● WHAT THE TASK REQUIRES: To complete this task, print all the data below exactly but leave out the images.

(Stored data entries)

☆ ☆ ☆ ☆

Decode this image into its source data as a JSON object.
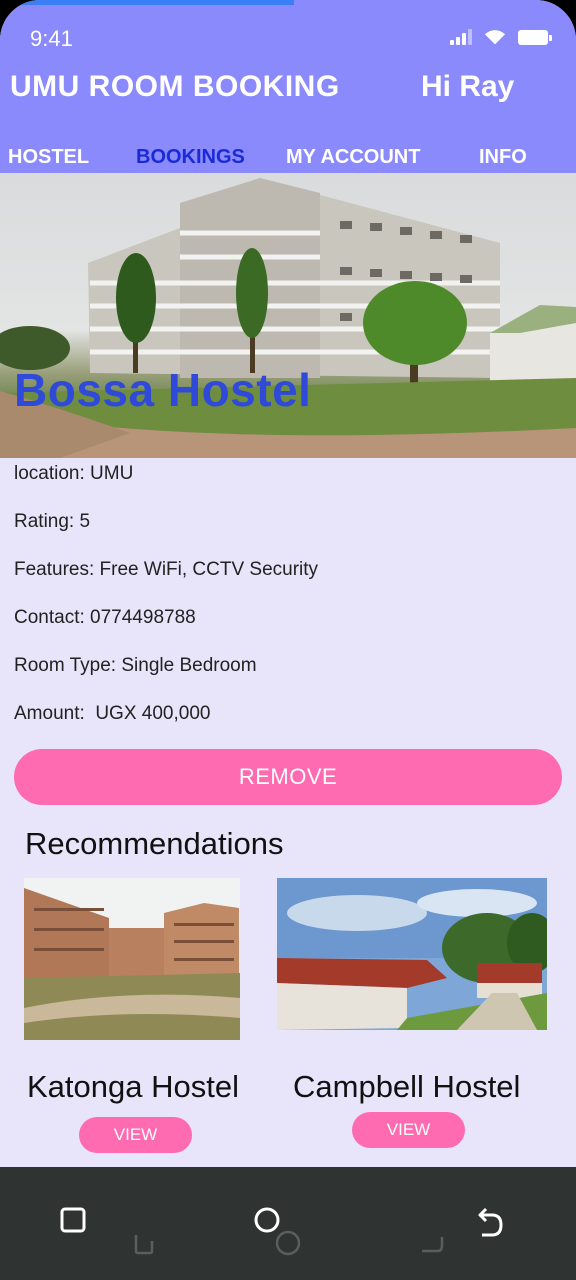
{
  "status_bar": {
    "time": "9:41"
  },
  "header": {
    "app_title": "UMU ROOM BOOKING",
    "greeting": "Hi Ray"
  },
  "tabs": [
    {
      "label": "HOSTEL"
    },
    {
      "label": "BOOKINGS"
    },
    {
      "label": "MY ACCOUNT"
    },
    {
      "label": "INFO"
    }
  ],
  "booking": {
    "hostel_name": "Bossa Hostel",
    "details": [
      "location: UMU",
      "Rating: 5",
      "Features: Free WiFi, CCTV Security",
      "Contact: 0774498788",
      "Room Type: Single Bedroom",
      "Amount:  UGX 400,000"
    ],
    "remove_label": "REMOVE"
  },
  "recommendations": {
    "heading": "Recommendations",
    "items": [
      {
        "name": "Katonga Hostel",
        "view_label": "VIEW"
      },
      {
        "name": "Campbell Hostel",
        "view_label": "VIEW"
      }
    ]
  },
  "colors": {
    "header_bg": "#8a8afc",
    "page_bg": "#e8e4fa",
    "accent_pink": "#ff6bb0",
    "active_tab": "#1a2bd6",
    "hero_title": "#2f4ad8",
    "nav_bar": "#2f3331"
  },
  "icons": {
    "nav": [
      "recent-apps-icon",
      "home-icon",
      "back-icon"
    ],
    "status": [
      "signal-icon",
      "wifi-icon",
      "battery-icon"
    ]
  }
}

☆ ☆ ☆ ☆

● ANSWER:
Decode this image into its source data as a JSON object.
{
  "status_bar": {
    "time": "9:41"
  },
  "header": {
    "app_title": "UMU ROOM BOOKING",
    "greeting": "Hi Ray"
  },
  "tabs": [
    {
      "label": "HOSTEL"
    },
    {
      "label": "BOOKINGS"
    },
    {
      "label": "MY ACCOUNT"
    },
    {
      "label": "INFO"
    }
  ],
  "booking": {
    "hostel_name": "Bossa Hostel",
    "details": [
      "location: UMU",
      "Rating: 5",
      "Features: Free WiFi, CCTV Security",
      "Contact: 0774498788",
      "Room Type: Single Bedroom",
      "Amount:  UGX 400,000"
    ],
    "remove_label": "REMOVE"
  },
  "recommendations": {
    "heading": "Recommendations",
    "items": [
      {
        "name": "Katonga Hostel",
        "view_label": "VIEW"
      },
      {
        "name": "Campbell Hostel",
        "view_label": "VIEW"
      }
    ]
  },
  "colors": {
    "header_bg": "#8a8afc",
    "page_bg": "#e8e4fa",
    "accent_pink": "#ff6bb0",
    "active_tab": "#1a2bd6",
    "hero_title": "#2f4ad8",
    "nav_bar": "#2f3331"
  },
  "icons": {
    "nav": [
      "recent-apps-icon",
      "home-icon",
      "back-icon"
    ],
    "status": [
      "signal-icon",
      "wifi-icon",
      "battery-icon"
    ]
  }
}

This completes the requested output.